Reproduce the entries that follow, exactly and in full.

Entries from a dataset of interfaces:

------------------------------

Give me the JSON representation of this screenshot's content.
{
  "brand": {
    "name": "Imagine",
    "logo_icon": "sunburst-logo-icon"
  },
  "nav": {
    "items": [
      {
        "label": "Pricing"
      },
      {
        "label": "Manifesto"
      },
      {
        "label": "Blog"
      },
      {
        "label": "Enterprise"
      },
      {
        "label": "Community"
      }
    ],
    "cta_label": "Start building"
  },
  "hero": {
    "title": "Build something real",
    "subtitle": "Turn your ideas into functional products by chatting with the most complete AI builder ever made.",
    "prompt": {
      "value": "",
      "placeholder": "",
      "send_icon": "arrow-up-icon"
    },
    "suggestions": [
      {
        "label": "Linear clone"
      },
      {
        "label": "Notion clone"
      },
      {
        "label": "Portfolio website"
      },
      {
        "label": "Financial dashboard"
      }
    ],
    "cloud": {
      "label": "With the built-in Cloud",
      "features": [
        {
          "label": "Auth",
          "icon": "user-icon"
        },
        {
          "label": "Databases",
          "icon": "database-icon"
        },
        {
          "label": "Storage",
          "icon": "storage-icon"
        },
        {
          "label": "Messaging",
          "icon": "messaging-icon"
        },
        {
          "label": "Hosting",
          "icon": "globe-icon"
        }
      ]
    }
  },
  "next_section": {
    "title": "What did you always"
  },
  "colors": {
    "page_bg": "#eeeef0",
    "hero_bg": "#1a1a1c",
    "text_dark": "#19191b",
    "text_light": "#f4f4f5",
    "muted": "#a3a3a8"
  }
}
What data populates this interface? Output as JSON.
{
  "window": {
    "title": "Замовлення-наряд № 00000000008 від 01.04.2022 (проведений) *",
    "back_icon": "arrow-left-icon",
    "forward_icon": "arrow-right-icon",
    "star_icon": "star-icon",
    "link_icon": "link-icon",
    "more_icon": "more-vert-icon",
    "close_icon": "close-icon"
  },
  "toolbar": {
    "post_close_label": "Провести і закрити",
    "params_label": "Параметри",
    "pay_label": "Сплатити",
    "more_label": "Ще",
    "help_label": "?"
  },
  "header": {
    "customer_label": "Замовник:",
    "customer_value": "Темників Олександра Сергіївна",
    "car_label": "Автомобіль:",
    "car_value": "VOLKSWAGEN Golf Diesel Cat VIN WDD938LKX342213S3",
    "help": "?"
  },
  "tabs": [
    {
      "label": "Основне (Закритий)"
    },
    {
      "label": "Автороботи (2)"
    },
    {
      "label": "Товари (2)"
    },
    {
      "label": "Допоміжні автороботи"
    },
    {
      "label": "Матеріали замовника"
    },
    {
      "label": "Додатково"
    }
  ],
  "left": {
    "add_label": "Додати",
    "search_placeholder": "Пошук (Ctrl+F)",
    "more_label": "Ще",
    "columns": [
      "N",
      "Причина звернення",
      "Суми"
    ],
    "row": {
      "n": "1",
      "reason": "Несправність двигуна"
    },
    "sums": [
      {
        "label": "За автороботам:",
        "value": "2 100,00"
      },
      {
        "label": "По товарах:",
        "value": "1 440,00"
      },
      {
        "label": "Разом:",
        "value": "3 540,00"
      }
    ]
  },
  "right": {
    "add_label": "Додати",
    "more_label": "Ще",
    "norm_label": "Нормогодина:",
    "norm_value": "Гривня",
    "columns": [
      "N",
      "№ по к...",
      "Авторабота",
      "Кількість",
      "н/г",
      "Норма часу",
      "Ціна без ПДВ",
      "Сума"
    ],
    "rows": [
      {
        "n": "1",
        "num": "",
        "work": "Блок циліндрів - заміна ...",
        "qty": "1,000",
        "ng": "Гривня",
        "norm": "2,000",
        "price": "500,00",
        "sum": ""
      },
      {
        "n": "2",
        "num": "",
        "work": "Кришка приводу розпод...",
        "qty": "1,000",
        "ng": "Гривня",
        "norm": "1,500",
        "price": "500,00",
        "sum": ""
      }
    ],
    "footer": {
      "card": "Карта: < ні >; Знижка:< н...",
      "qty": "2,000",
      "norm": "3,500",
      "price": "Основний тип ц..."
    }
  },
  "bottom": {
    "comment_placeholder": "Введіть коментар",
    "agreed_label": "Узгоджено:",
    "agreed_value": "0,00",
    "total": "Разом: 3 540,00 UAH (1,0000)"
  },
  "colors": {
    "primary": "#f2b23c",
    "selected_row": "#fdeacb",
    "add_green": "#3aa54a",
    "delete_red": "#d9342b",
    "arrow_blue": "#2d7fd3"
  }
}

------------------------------

Final answer:
Give me the JSON representation of this screenshot's content.
{
  "brand": {
    "name": "Imagine",
    "logo_icon": "sunburst-logo-icon"
  },
  "nav": {
    "items": [
      {
        "label": "Pricing"
      },
      {
        "label": "Manifesto"
      },
      {
        "label": "Blog"
      },
      {
        "label": "Enterprise"
      },
      {
        "label": "Community"
      }
    ],
    "cta_label": "Start building"
  },
  "hero": {
    "title": "Build something real",
    "subtitle": "Turn your ideas into functional products by chatting with the most complete AI builder ever made.",
    "prompt": {
      "value": "",
      "placeholder": "",
      "send_icon": "arrow-up-icon"
    },
    "suggestions": [
      {
        "label": "Linear clone"
      },
      {
        "label": "Notion clone"
      },
      {
        "label": "Portfolio website"
      },
      {
        "label": "Financial dashboard"
      }
    ],
    "cloud": {
      "label": "With the built-in Cloud",
      "features": [
        {
          "label": "Auth",
          "icon": "user-icon"
        },
        {
          "label": "Databases",
          "icon": "database-icon"
        },
        {
          "label": "Storage",
          "icon": "storage-icon"
        },
        {
          "label": "Messaging",
          "icon": "messaging-icon"
        },
        {
          "label": "Hosting",
          "icon": "globe-icon"
        }
      ]
    }
  },
  "next_section": {
    "title": "What did you always"
  },
  "colors": {
    "page_bg": "#eeeef0",
    "hero_bg": "#1a1a1c",
    "text_dark": "#19191b",
    "text_light": "#f4f4f5",
    "muted": "#a3a3a8"
  }
}
What data populates this interface? Output as JSON.
{
  "window": {
    "title": "Замовлення-наряд № 00000000008 від 01.04.2022 (проведений) *",
    "back_icon": "arrow-left-icon",
    "forward_icon": "arrow-right-icon",
    "star_icon": "star-icon",
    "link_icon": "link-icon",
    "more_icon": "more-vert-icon",
    "close_icon": "close-icon"
  },
  "toolbar": {
    "post_close_label": "Провести і закрити",
    "params_label": "Параметри",
    "pay_label": "Сплатити",
    "more_label": "Ще",
    "help_label": "?"
  },
  "header": {
    "customer_label": "Замовник:",
    "customer_value": "Темників Олександра Сергіївна",
    "car_label": "Автомобіль:",
    "car_value": "VOLKSWAGEN Golf Diesel Cat VIN WDD938LKX342213S3",
    "help": "?"
  },
  "tabs": [
    {
      "label": "Основне (Закритий)"
    },
    {
      "label": "Автороботи (2)"
    },
    {
      "label": "Товари (2)"
    },
    {
      "label": "Допоміжні автороботи"
    },
    {
      "label": "Матеріали замовника"
    },
    {
      "label": "Додатково"
    }
  ],
  "left": {
    "add_label": "Додати",
    "search_placeholder": "Пошук (Ctrl+F)",
    "more_label": "Ще",
    "columns": [
      "N",
      "Причина звернення",
      "Суми"
    ],
    "row": {
      "n": "1",
      "reason": "Несправність двигуна"
    },
    "sums": [
      {
        "label": "За автороботам:",
        "value": "2 100,00"
      },
      {
        "label": "По товарах:",
        "value": "1 440,00"
      },
      {
        "label": "Разом:",
        "value": "3 540,00"
      }
    ]
  },
  "right": {
    "add_label": "Додати",
    "more_label": "Ще",
    "norm_label": "Нормогодина:",
    "norm_value": "Гривня",
    "columns": [
      "N",
      "№ по к...",
      "Авторабота",
      "Кількість",
      "н/г",
      "Норма часу",
      "Ціна без ПДВ",
      "Сума"
    ],
    "rows": [
      {
        "n": "1",
        "num": "",
        "work": "Блок циліндрів - заміна ...",
        "qty": "1,000",
        "ng": "Гривня",
        "norm": "2,000",
        "price": "500,00",
        "sum": ""
      },
      {
        "n": "2",
        "num": "",
        "work": "Кришка приводу розпод...",
        "qty": "1,000",
        "ng": "Гривня",
        "norm": "1,500",
        "price": "500,00",
        "sum": ""
      }
    ],
    "footer": {
      "card": "Карта: < ні >; Знижка:< н...",
      "qty": "2,000",
      "norm": "3,500",
      "price": "Основний тип ц..."
    }
  },
  "bottom": {
    "comment_placeholder": "Введіть коментар",
    "agreed_label": "Узгоджено:",
    "agreed_value": "0,00",
    "total": "Разом: 3 540,00 UAH (1,0000)"
  },
  "colors": {
    "primary": "#f2b23c",
    "selected_row": "#fdeacb",
    "add_green": "#3aa54a",
    "delete_red": "#d9342b",
    "arrow_blue": "#2d7fd3"
  }
}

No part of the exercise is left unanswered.